captbebops's picture
DRC wrote: Housing prices in

DRC wrote:

Housing prices in California are absurd, and salaries often have to deal with this.  High income taxes do not help bring down the cost of housing.  I was only trying to compare similar fruit and avoid having bad data trump the value of the discussion.

That's because everybody wants to live here because of the weather.  The housing boom took off here in the late 90s because there actually was a shortage of housing.  We weren't surprised in the rise of prices until they got ridiculous.  But we were even more surprised that the rest of the nation thought their houses were worth more.  These weren't locations that were favored because of the weather.

BTW, we're having summer today in the Bay Area.


DRC's picture
It is always summer in

It is always summer in Honolulu by SF standards.  I don't want to give away the dirty little secret that anything West of the Cascade Mts. is climate compared to weather, but being away from Jan-April is not hard.  Still, given the rest of the good life in Portland, the difference in housing prices to the Bay Area makes no sense at all.  One can also find good weather away from the Bay where Google and Apple workers have not inflated the market.  That and the crazy tax laws.

The big point is, can the workers live where they work, or is it only for the wealthy with their servants having to come in from the 'townships.'  I would not commute from Walnut Creek to the City in that traffic.  You can't even go to the grocery store on the Peninsula during commute times. 

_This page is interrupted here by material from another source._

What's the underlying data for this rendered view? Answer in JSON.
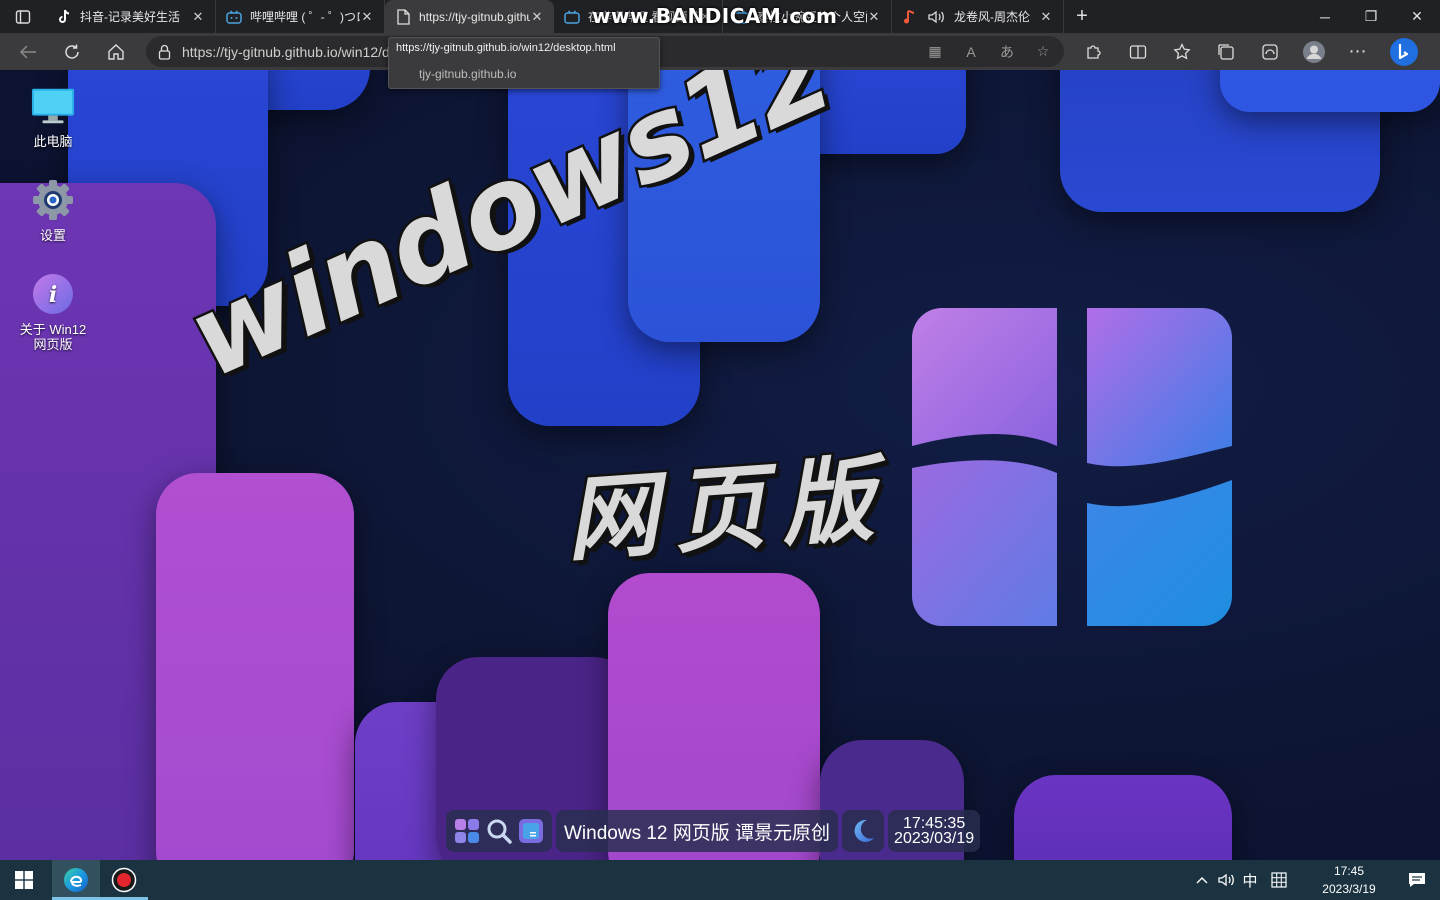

There hasn't been a housing

There hasn't been a housing shortage in California since the San Francisco earthquake 106 years ago.  Maybe in 1942 when we had to build a whole bunch of stuff right away in Los Angeles to fight Japan.

There's a phenomenon in Southern California, which I'm sure has reached the Bay Area and other parts of the country.

House prices are dependent on the price of rents.  The price of rents is dependent on the lowest quality available housing.  The worst part of town will cost you 1.0x, the next worst will cost 1.2x, on up the chain.  Every prospective renter looks at what is available for less, and decides if they want to live in the neighborhood with an independent liquor store on every block, versus the neighborhood with the 7-11, or the Starbucks, on every block.

In the last 30 years there has been a rather large, to put in mildly, influx of people who are willing to accept less housing than the people who were already living here.  The rent for an apartment was priced at the wages of maybe two adults.  Then that apartment was taken by 3 or 4 adults.  The individual wage of each of those 4 adults is less than that of the 2 previous tenants, but each also pays less taxes, perhaps no taxes, so the purchasing power of the 4 is higher than the 2.  The price of rents go up in the worst neighborhood.  The price of rents go up in all the other neighborhoods.  The price of houses go up.

On top of that, the change in tax law in 1997 gifted married homeowners $150k+ with the exclusion of $500k in gain (25% + state) tax on the sale of their personal residence put a lot of purchasing power into the real estate market.  Add the phenomenon of the internet, Greensuck's easy money policies, and the newfound comfort with refinancing, and the seeds of the bubble were sewn.  I think Southern California property values increased something like 50% from 1996 to 2000.

And then someone thought that Cisco really shouldn't be worth more than General Electric...